|International Classification||C01C1/02, B01J19/00|
|Cooperative Classification||B01J19/002, C01C1/022|
|European Classification||C01C1/02H, B01J19/00B4|
|Apr 12, 1989||AS||Assignment|
Owner name: MOLLENBERG-BETZ, INC., 300 SCOTT STREET, BUFFALO,
Free format text: ASSIGNMENT OF ASSIGNORS INTEREST.;ASSIGNOR:WITTER, JAMES S.;REEL/FRAME:005062/0780
Effective date: 19890410
|Jan 2, 1996||REMI||Maintenance fee reminder mailed|

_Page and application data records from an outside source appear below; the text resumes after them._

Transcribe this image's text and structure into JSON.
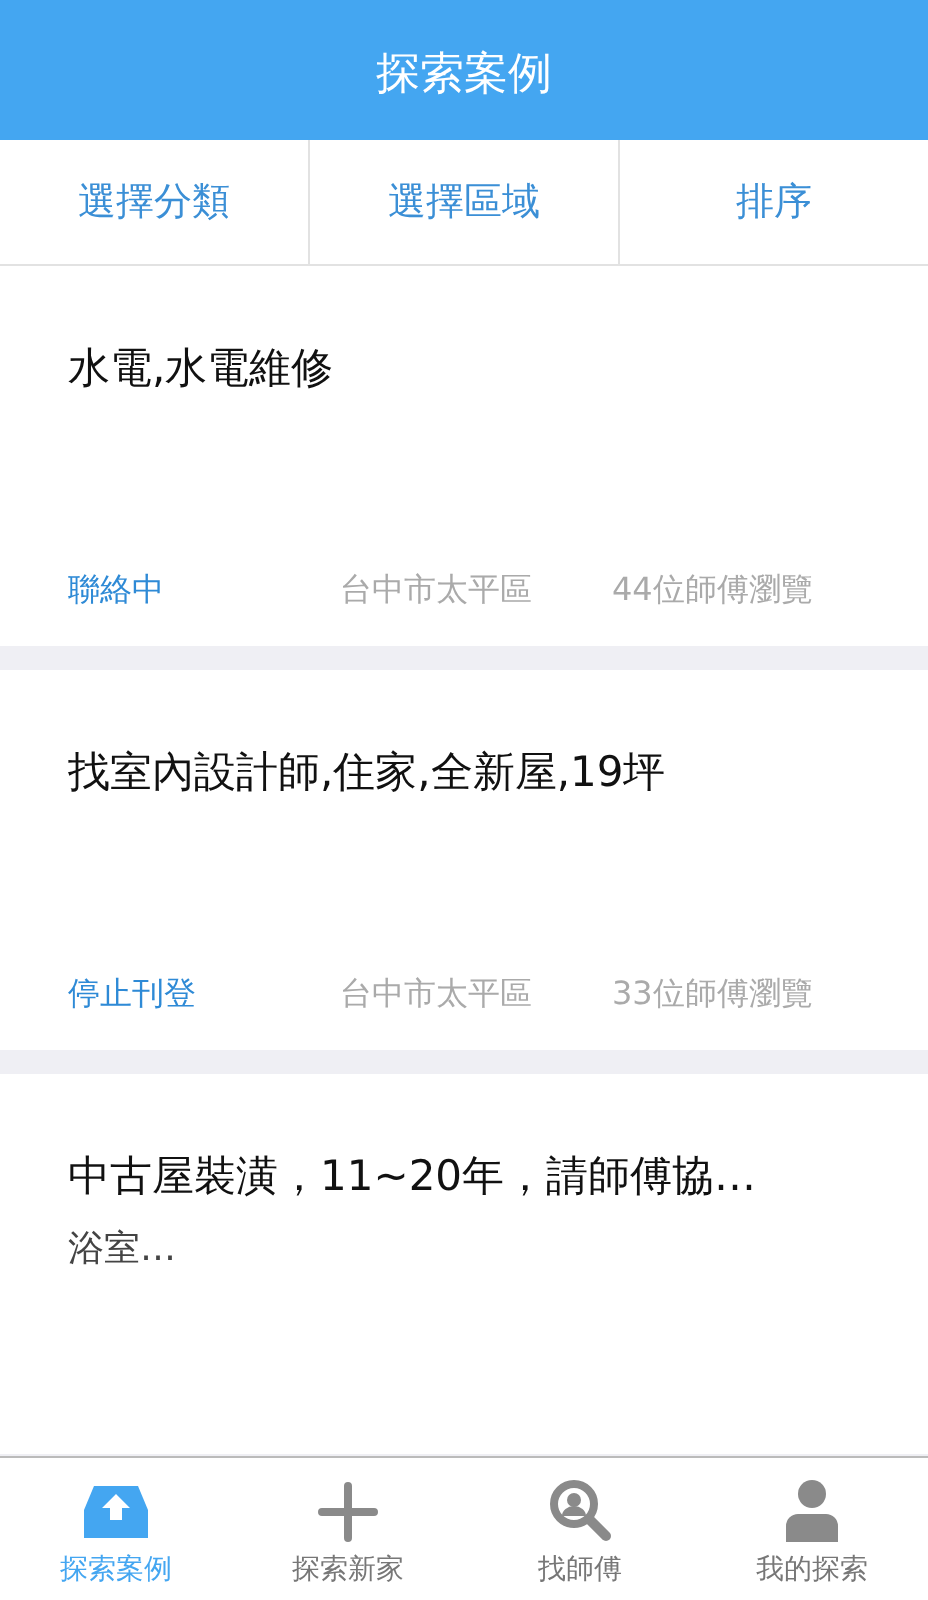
{
  "header": {
    "title": "探索案例"
  },
  "filters": [
    "選擇分類",
    "選擇區域",
    "排序"
  ],
  "cases": [
    {
      "title": "水電,水電維修",
      "status": "聯絡中",
      "location": "台中市太平區",
      "views": "44位師傅瀏覽"
    },
    {
      "title": "找室內設計師,住家,全新屋,19坪",
      "status": "停止刊登",
      "location": "台中市太平區",
      "views": "33位師傅瀏覽"
    },
    {
      "title": "中古屋裝潢，11~20年，請師傅協…",
      "subtitle": "浴室…"
    }
  ],
  "tab_bar": [
    {
      "label": "探索案例",
      "selected": true
    },
    {
      "label": "探索新家",
      "selected": false
    },
    {
      "label": "找師傅",
      "selected": false
    },
    {
      "label": "我的探索",
      "selected": false
    }
  ]
}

|May 26, 1996||LAPS||Lapse for failure to pay maintenance fees|
|Aug 6, 1996||FP||Expired due to failure to pay maintenance fee|
Effective date: 19960529